* The task *
Filter the listing below, keeping only the lines with the word "AKAUNTI".

* Records supplied *

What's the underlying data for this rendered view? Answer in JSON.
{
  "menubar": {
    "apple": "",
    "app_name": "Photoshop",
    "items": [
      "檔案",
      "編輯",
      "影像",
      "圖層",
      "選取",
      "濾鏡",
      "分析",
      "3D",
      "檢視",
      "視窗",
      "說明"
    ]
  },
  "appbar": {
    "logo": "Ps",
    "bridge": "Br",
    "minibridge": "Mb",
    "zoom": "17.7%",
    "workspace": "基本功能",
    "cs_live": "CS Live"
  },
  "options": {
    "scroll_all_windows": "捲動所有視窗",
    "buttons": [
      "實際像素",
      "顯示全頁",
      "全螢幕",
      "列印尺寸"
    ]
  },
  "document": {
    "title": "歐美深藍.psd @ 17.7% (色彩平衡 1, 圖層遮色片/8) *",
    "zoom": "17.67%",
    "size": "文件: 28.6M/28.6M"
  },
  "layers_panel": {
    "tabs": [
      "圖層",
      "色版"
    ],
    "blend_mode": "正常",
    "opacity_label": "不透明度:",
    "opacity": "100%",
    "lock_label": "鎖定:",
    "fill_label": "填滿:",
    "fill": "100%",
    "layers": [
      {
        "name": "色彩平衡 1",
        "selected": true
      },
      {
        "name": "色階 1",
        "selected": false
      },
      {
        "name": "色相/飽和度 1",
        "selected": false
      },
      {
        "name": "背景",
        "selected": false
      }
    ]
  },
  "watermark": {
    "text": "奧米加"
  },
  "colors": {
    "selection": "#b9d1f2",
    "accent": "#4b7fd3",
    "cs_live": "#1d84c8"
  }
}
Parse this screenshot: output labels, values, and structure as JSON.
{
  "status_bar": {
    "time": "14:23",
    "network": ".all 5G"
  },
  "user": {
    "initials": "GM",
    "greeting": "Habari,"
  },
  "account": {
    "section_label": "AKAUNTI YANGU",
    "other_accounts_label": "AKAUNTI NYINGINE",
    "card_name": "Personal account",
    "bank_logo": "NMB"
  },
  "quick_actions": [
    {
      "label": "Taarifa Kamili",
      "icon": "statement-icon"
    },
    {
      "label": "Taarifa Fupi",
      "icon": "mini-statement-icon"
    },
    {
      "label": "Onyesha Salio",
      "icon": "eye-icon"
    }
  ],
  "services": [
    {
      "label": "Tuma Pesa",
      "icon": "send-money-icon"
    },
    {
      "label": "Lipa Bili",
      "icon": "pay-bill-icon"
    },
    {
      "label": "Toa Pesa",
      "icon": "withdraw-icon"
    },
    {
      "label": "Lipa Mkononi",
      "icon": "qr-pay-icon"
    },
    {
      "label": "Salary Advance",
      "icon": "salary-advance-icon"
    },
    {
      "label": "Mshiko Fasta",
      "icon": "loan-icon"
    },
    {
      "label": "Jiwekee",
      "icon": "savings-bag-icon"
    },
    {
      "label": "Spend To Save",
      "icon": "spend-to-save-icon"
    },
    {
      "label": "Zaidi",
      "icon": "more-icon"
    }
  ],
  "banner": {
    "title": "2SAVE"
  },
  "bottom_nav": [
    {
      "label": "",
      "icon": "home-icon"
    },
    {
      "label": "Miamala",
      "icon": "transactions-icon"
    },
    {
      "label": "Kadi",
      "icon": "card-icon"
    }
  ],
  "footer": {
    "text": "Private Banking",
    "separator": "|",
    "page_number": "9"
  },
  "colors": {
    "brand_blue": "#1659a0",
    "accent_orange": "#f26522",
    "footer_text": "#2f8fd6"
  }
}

* Result of this exercise *
    "section_label": "AKAUNTI YANGU",
    "other_accounts_label": "AKAUNTI NYINGINE",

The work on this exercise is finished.